Tag Archives: military intervention

UK | The human rights abuses that couldn’t be closer to home – weekly briefing

Will the New Labour imperialists ever pay for their crimes, asks Lindsey German

Imagine if, in the course of a much contested and aggressive war, your government was involved in facilitating the torture and detention of suspected terrorists, its intelligence officers being present while some of this torture is taking place, or supplying questions to the torturers in order to facilitate their interrogations in other cases – with more than 200 known cases where this took place.

USA | 15 Years After the Iraq Invasion, What Are the Costs?

This March marked the 15th anniversary of the U.S.-led invasion of Iraq.

In 2003, President George W. Bush and his advisers based their case for war on the idea that Saddam Hussein, then dictator of Iraq, possessed weapons of mass destruction — weapons that have never been found. Nevertheless, all these years later, Bush’s “Global War on Terror” continues — in Iraq and in many other countries.

Fifteen years since the launching of the Iraq War

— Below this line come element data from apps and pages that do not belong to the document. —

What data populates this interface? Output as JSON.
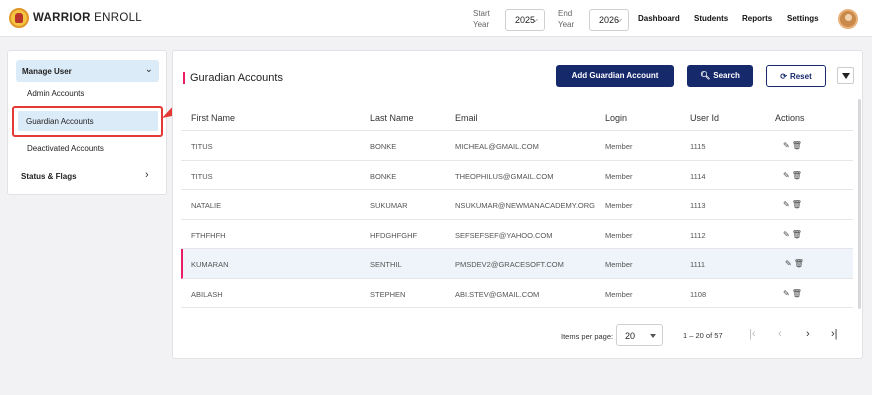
{
  "header": {
    "brand_bold": "WARRIOR",
    "brand_rest": " ENROLL",
    "start_year_label_1": "Start",
    "start_year_label_2": "Year",
    "start_year_value": "2025",
    "end_year_label_1": "End",
    "end_year_label_2": "Year",
    "end_year_value": "2026",
    "nav": [
      "Dashboard",
      "Students",
      "Reports",
      "Settings"
    ]
  },
  "sidebar": {
    "group_label": "Manage User",
    "items": [
      "Admin Accounts",
      "Guardian Accounts",
      "Deactivated Accounts"
    ],
    "active_item": "Guardian Accounts",
    "status_label": "Status & Flags"
  },
  "main": {
    "title": "Guradian Accounts",
    "add_button": "Add Guardian Account",
    "search_button": "Search",
    "reset_button": "Reset",
    "columns": [
      "First Name",
      "Last Name",
      "Email",
      "Login",
      "User Id",
      "Actions"
    ],
    "rows": [
      [
        "TITUS",
        "BONKE",
        "MICHEAL@GMAIL.COM",
        "Member",
        "1115"
      ],
      [
        "TITUS",
        "BONKE",
        "THEOPHILUS@GMAIL.COM",
        "Member",
        "1114"
      ],
      [
        "NATALIE",
        "SUKUMAR",
        "NSUKUMAR@NEWMANACADEMY.ORG",
        "Member",
        "1113"
      ],
      [
        "FTHFHFH",
        "HFDGHFGHF",
        "SEFSEFSEF@YAHOO.COM",
        "Member",
        "1112"
      ],
      [
        "KUMARAN",
        "SENTHIL",
        "PMSDEV2@GRACESOFT.COM",
        "Member",
        "1111"
      ],
      [
        "ABILASH",
        "STEPHEN",
        "ABI.STEV@GMAIL.COM",
        "Member",
        "1108"
      ]
    ],
    "selected_row": 4
  },
  "paginator": {
    "items_per_page_label": "Items per page:",
    "items_per_page": "20",
    "range": "1 – 20 of 57"
  },
  "colors": {
    "primary": "#16296b",
    "accent": "#e91e63",
    "highlight": "#e53935",
    "active_bg": "#dcebf8"
  }
}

Fifteen years ago today, on the night of March 20-21, 2003, the armed forces of the United States and Great Britain began an illegal and unprovoked invasion of Iraq, a country of 26 million people. As bombs and missiles began to rain down on Iraq’s cities, and tanks and armored vehicles crossed the border from Kuwait, US President George W. Bush set in motion a war of aggression whose catastrophic consequences now shape world politics.

Turkish-backed forces capture Afrin

“Al-Masdar news” reports Turkish-backed forces have assumed full control over the city of Afrin in Syria’s Aleppo province following the abandoning of the city and its surrounding countryside by Kurdish fighters. Just over an hour after storming the small city from its southwest and northeast, Turkish-backed militants met in its center.

They’re Still Pulling Bodies Out of ISIS’ Capital

by Samuel Oakford

An investigation by Airwars.org shows that Coalition-inflicted casualties were vastly higher than acknowledged, and the Trump administration doesn’t want to know.

In the weeks after the defeat of the so-called Islamic State at Raqqa, a woman named Ayat Mohamed—her black clothing covering burns on her body—led a French TV crew to the ruins of a building in the Al Badou neighborhood. Here in late September Ayat’s husband Khaled al Salama, their four children, along with her mother, sister and niece, had all been killed by an alleged strike by the U.S. led coalition. Their bodies remained trapped below.